Melissa Tamminga: Mike, you will be happy to know that my inveterate snobbery will remain intact since my favorite blockbuster is the Chinese one Evan mentions, The Mermaid, that Chow-zany romp with a singing scene with roasted chicken that rivals the most deeply involving singing of Sunset Song. (And I would like, at this point, to blame my snobbery on Sean, who makes me pay attention to Chinese movies.) Still, I fear my snobbery may lose a few points if I say I quite enjoyed Ghostbusters. (Although, hmm, perhaps that didn’t reach “blockbuster” status?) The discussion surrounding it was tedious in the extreme, but I appreciated going to a mass-marketed film that gave me a taste of what it might be like to live in a world where a major film features women in significant roles and doesn’t rely on a love story to drive its conflict/action. It was, on many levels, a merely mediocre film (though I’m always happy to spend time with Wiig, Jones, McCarthy, and McKinnon), but so are Marvel films, and yet we get them, one after the other after the other, relentlessly. Do I dare dream of a world where the films at the box office – good, bad, mediocre – are peopled by women as much as they are by men?

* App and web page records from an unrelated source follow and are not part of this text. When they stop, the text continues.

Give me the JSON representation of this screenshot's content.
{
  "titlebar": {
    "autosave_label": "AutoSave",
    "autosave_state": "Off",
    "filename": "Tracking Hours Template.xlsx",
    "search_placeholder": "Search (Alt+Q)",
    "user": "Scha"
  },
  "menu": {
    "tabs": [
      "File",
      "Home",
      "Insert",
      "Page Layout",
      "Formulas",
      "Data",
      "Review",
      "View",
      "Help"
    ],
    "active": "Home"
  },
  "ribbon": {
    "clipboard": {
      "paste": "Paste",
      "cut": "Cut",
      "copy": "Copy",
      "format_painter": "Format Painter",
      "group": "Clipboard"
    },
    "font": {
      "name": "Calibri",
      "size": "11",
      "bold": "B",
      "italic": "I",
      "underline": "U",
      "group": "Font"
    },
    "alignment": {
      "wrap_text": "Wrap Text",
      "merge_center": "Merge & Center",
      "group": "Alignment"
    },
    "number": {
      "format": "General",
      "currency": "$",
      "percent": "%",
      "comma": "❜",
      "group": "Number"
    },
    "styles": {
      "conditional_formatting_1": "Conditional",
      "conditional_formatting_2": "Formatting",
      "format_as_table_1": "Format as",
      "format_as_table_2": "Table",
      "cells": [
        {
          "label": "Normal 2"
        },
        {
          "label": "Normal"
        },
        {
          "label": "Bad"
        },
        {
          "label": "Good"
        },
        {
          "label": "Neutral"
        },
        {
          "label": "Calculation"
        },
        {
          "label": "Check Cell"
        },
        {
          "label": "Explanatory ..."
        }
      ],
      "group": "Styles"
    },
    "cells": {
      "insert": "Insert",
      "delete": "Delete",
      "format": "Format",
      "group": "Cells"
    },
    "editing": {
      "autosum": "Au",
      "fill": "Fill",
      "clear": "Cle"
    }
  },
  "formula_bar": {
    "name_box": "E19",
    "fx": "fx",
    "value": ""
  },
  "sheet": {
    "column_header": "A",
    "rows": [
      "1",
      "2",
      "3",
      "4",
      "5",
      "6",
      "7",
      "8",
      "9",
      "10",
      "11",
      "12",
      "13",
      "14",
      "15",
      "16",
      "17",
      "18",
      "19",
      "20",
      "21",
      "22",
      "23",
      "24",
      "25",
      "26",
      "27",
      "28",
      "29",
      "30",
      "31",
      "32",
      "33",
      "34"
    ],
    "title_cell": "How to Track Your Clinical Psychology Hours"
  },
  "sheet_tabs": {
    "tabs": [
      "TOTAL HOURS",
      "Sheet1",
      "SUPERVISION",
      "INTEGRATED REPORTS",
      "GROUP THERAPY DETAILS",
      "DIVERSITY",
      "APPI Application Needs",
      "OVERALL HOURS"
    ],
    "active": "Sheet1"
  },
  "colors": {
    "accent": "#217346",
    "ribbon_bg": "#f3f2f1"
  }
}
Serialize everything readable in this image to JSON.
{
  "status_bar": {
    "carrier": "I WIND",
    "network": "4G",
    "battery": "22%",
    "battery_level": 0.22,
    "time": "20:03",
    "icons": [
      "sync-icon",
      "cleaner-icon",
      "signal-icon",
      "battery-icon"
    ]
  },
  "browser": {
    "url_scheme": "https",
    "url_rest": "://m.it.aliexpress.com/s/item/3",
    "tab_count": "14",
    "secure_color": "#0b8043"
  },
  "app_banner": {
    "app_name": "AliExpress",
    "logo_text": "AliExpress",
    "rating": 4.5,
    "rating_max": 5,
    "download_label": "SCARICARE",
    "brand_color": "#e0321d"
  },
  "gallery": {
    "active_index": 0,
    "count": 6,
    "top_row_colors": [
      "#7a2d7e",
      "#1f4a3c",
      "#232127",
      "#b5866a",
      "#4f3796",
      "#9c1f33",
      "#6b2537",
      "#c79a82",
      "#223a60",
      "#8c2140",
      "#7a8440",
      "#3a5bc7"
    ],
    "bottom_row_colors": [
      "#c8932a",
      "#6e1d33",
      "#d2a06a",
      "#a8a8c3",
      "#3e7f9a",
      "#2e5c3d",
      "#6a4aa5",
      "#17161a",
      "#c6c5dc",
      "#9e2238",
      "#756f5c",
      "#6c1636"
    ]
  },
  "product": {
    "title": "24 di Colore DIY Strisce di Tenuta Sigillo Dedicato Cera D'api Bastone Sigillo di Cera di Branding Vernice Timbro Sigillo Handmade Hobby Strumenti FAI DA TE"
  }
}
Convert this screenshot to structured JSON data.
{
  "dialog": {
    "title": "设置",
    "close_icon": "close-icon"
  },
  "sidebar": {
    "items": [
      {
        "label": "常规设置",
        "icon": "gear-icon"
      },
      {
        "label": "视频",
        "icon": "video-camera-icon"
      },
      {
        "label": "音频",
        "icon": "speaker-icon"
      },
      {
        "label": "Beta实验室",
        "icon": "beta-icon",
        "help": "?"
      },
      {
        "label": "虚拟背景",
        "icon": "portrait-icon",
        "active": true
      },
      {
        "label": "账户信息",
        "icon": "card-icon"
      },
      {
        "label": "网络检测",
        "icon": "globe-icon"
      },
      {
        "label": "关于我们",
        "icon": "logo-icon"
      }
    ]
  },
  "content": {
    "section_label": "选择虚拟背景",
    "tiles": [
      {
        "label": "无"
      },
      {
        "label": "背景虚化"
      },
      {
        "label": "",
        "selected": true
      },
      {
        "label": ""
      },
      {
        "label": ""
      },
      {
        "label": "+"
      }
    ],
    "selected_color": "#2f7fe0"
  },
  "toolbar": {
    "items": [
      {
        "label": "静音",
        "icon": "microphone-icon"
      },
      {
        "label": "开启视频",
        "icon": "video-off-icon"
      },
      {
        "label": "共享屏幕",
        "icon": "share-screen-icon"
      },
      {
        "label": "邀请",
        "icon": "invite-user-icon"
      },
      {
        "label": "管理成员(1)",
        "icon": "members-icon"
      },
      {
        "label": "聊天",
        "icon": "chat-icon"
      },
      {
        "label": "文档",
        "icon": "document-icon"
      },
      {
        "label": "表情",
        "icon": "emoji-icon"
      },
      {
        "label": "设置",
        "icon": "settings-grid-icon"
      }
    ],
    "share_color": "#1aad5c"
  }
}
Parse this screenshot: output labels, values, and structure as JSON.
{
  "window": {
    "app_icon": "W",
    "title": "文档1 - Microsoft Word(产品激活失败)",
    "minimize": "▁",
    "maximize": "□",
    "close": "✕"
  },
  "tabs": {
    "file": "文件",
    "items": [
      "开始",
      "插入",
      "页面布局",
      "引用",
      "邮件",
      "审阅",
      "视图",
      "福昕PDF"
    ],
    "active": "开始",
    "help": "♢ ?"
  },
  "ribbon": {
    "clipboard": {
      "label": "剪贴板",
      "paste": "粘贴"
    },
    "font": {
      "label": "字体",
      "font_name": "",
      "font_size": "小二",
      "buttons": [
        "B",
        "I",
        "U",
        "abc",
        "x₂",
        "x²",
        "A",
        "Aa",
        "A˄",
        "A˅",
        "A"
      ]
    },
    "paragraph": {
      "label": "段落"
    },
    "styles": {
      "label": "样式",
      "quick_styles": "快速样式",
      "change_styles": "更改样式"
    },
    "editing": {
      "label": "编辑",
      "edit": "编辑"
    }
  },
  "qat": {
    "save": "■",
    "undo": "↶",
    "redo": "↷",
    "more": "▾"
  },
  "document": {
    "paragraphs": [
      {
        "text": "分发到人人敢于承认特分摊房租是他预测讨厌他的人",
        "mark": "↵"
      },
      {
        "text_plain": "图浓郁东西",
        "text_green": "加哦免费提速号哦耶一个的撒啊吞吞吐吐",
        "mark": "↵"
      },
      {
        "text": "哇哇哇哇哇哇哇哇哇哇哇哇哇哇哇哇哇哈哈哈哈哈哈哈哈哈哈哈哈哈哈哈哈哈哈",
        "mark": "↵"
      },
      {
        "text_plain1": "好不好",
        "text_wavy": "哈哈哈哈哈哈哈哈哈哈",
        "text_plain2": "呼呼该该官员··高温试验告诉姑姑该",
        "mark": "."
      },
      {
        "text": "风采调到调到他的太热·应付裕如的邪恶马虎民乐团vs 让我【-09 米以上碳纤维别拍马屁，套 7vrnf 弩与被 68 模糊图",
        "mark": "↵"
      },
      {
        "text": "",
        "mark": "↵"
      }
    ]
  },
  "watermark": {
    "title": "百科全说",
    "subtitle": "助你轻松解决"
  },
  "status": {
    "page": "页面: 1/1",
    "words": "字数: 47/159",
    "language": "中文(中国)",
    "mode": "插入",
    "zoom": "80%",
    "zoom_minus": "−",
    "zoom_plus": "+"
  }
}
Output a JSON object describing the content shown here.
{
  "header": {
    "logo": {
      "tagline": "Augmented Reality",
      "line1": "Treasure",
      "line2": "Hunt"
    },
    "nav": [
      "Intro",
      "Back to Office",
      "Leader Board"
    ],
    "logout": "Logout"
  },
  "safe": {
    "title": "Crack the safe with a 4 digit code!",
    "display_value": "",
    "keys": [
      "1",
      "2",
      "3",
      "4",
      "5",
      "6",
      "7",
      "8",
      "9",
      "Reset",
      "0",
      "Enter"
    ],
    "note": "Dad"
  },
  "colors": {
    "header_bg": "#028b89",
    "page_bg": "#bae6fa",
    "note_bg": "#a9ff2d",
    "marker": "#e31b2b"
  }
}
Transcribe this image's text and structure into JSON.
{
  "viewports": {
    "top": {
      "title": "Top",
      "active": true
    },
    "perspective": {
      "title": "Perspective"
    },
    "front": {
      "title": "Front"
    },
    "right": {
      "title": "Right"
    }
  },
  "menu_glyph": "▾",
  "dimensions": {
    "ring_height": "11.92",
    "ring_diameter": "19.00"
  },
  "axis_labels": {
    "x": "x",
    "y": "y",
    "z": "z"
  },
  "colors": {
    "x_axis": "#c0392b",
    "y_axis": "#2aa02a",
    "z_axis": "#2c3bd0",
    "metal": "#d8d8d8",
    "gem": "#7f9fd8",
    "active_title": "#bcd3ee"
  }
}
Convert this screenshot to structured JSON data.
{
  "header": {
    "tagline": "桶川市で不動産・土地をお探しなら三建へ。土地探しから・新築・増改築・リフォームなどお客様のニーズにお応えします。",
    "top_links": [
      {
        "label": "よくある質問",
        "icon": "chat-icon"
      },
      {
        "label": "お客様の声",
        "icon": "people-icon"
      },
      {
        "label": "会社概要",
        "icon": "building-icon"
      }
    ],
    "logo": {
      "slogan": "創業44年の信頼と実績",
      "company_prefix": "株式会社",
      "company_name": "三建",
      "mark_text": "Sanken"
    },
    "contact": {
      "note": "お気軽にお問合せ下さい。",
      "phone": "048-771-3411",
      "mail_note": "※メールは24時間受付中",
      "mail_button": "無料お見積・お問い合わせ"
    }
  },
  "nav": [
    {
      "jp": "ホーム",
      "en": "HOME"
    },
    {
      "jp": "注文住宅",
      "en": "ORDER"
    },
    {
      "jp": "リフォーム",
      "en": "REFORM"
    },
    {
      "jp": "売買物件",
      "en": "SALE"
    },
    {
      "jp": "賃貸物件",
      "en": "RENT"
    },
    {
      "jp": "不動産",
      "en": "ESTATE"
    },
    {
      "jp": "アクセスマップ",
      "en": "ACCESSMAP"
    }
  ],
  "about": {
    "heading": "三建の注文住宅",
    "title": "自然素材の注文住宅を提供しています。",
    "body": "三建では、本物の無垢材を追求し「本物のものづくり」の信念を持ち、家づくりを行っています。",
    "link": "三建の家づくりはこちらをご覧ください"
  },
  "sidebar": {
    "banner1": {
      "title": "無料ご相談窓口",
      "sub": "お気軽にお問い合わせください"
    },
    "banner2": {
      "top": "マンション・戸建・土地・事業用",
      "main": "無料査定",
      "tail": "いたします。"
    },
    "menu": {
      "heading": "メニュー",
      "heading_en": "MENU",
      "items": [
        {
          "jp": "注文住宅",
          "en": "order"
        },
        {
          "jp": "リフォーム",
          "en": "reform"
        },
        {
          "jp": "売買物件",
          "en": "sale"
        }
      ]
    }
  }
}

Sue Lonac: I normally adore blockbusters but I was really disappointed this year. As much as I love the Marvel cinematic universe, Tilda Swinton, and trippy mysticism, I just couldn’t get behind Doctor Strange. It was just Iron Man with scalpels.
Sean Gilman: What have come out are an endless supply of the same blockbuster product Hollywood’s been taunting us with for almost a decade now: bloated superhero origin stories, dark reboots of Valuable Intellectual Properties and the lazily half-written, half movies that pass for comedies, exploiting the likability of SNL alums and Anna Kendrick and making even the weirdest vulgarities seem utterly banal. I think I managed to sit through only a couple of Hollywood “blockbusters” this year: Doctor Strange and Ghostbusters. At least Michael Bay’s 13 Hours was more memorable in its mediocrity. So yeah, I’ll echo Evan and Melissa and assert that the best blockbusters of the year came out of Asia: The Mermaid, SPL 2: A Time for Consequences, Call of Heroes and The Age of Shadows.
Ryan Swen: Does Sully count? Nothing else rose above the level of “mostly interesting”, my irrational but fading fascination with Batman v Superman: Dawn of Justice aside.